The next section covers clinical pearls, followed by documentation recommendations of basic findings you should include in your clinical note. This should not serve as a full write up, but in fact, as a supplement.
Brief Clinical Scenario
Now that we have explored the layout of the app lets go through a brief clinical scenario to see how we would realistically use the app. On the ED board there is a 75 yo M with a headache (HA) that arrived from a nursing home via EMS with stable vital signs. You are aware of the common benign causes of HA, like migraine, tension, or cluster HA. However, as a new EM intern you want to focus your primary assessment on the more life-threatening causes.
You quickly refer to the HA section of Basics of EM and go straight to the differential table and focus on the dangerous causes of HA – paying attention to key history and physical findings and diagnostic strategies. The concerning history and physical exam findings section gives you a rough idea of important questions to ask and physical exams to conduct in order to start ruling out the dangerous causes.
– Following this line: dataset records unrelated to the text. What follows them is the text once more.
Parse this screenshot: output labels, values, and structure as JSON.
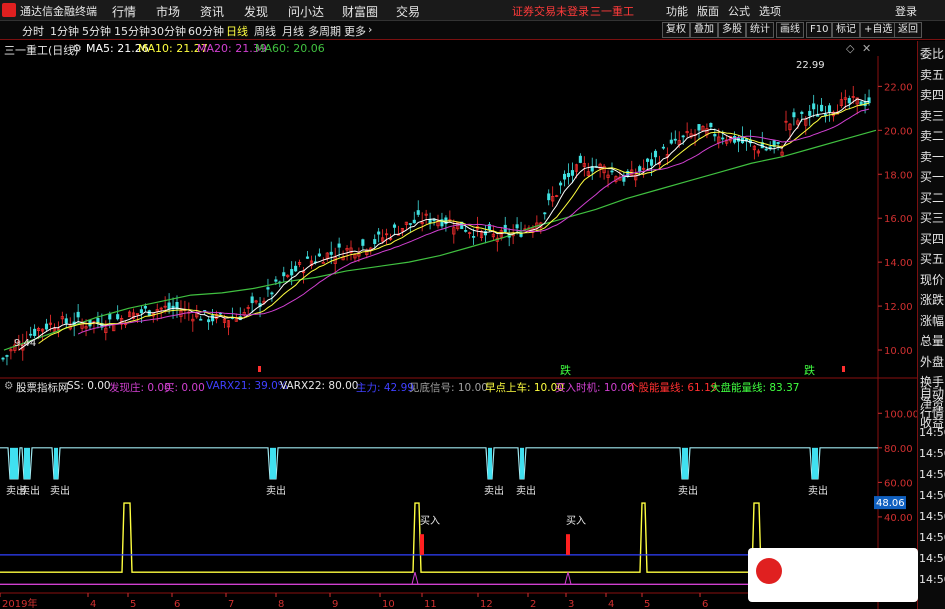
{
  "app": {
    "title": "通达信金融终端",
    "notice": "证券交易未登录",
    "stock_top": "三一重工"
  },
  "menu": [
    "行情",
    "市场",
    "资讯",
    "发现",
    "问小达",
    "财富圈",
    "交易"
  ],
  "right_menu": [
    "功能",
    "版面",
    "公式",
    "选项",
    "登录"
  ],
  "timeframes": [
    "分时",
    "1分钟",
    "5分钟",
    "15分钟",
    "30分钟",
    "60分钟",
    "日线",
    "周线",
    "月线",
    "多周期",
    "更多"
  ],
  "active_timeframe": "日线",
  "toolbar_buttons": [
    "复权",
    "叠加",
    "多股",
    "统计",
    "画线",
    "F10",
    "标记",
    "+自选",
    "返回"
  ],
  "ma": {
    "stock": "三一重工(日线)",
    "ma5": "MA5: 21.26",
    "ma10": "MA10: 21.27",
    "ma20": "MA20: 21.39",
    "ma60": "MA60: 20.06"
  },
  "colors": {
    "ma5": "#ffffff",
    "ma10": "#ffff40",
    "ma20": "#d040d0",
    "ma60": "#40c040",
    "up": "#ff3030",
    "down": "#40e0e0"
  },
  "right_labels": [
    "委比",
    "卖五",
    "卖四",
    "卖三",
    "卖二",
    "卖一",
    "买一",
    "买二",
    "买三",
    "买四",
    "买五",
    "现价",
    "涨跌",
    "涨幅",
    "总量",
    "外盘",
    "换手",
    "净资",
    "收益",
    "自动",
    "行情"
  ],
  "right_times": [
    "14:50",
    "14:50",
    "14:50",
    "14:50",
    "14:50",
    "14:50",
    "14:50",
    "14:50"
  ],
  "indicator": {
    "name": "股票指标网",
    "items": [
      {
        "t": "SS: 0.00",
        "c": "#e6e6e6"
      },
      {
        "t": "发现庄: 0.00",
        "c": "#d040d0"
      },
      {
        "t": "买: 0.00",
        "c": "#d040d0"
      },
      {
        "t": "VARX21: 39.0%",
        "c": "#4040ff"
      },
      {
        "t": "VARX22: 80.00",
        "c": "#e6e6e6"
      },
      {
        "t": "主力: 42.99",
        "c": "#4040ff"
      },
      {
        "t": "见底信号: 10.00",
        "c": "#a0a0a0"
      },
      {
        "t": "早点上车: 10.00",
        "c": "#ffff40"
      },
      {
        "t": "买入时机: 10.00",
        "c": "#d040d0"
      },
      {
        "t": "个股能量线: 61.19",
        "c": "#ff3030"
      },
      {
        "t": "大盘能量线: 83.37",
        "c": "#40ff40"
      }
    ],
    "sell_label": "卖出",
    "buy_label": "买入",
    "value_badge": "48.06"
  },
  "chart_data": {
    "type": "line",
    "title": "",
    "price_ticks": [
      "22.00",
      "20.00",
      "18.00",
      "16.00",
      "14.00",
      "12.00",
      "10.00"
    ],
    "price_range": [
      9.0,
      23.2
    ],
    "max_label": "22.99",
    "min_label": "9.44",
    "ind_ticks": [
      "100.00",
      "80.00",
      "60.00",
      "40.00"
    ],
    "date_labels": [
      "2019年",
      "4",
      "5",
      "6",
      "7",
      "8",
      "9",
      "10",
      "11",
      "12",
      "2",
      "3",
      "4",
      "5",
      "6",
      "2019年"
    ],
    "signal_marks": [
      "跌",
      "跌"
    ],
    "ma60": [
      10.0,
      10.5,
      11.0,
      11.5,
      11.9,
      12.2,
      12.5,
      12.6,
      12.8,
      13.1,
      13.3,
      13.6,
      13.8,
      14.0,
      14.3,
      14.7,
      15.1,
      15.6,
      16.0,
      16.4,
      16.9,
      17.3,
      17.7,
      18.1,
      18.5,
      18.8,
      19.2,
      19.6,
      20.0
    ]
  }
}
The HA algorithm gives you a rough idea of the different paths that can be pursued. You take one last look at the clinical pearls before entering the patient’s room with a clearer image of how you want to conduct your workup.
Who would benefit from the app?
- Rotating third and fourth year medical students
- EM interns
- Off-service rotating residents
- PAs, NPs, and nurses
It is unfortunate the app is not available for the Android platform.
- Easy to navigate
- Design and content allows for quick review
- Access to MDCalc medical algorithms
- Access to 1 Minute US videos
- Not available for Android
- Not enough MDCalc emergency medicine related algorithms included
- MDCalc and ultrasound listings are hidden away in the bottom right corner of the home screen
- 20 chief complaints could be expanded upon
- After completing two back-to-back EM rotations I can say through first-hand experience that Basics of EM is a fantastic tool for medical students rotating through Emergency Medicine, off service residents, and new EM interns.
- The app seems to be designed for the hectic and fast paced flow of an ED in that it is both easy to use and minimalistic. The ultrasound component by itself is quite extensive and provides ample training information for ultrasound beginners.
- Overall Score
- User Interface
Easy to use and navigate. Differentials are well organized into table format.
- Multimedia Usage
Includes ultrasound images and videos.
- Real World Applicability
After completing my EM rotations I can confidently say that Basics of EM is an essential tool to have on hand for quick reference in the ED setting.
- Device Used For Review
- Available for DownloadiPhoneiPad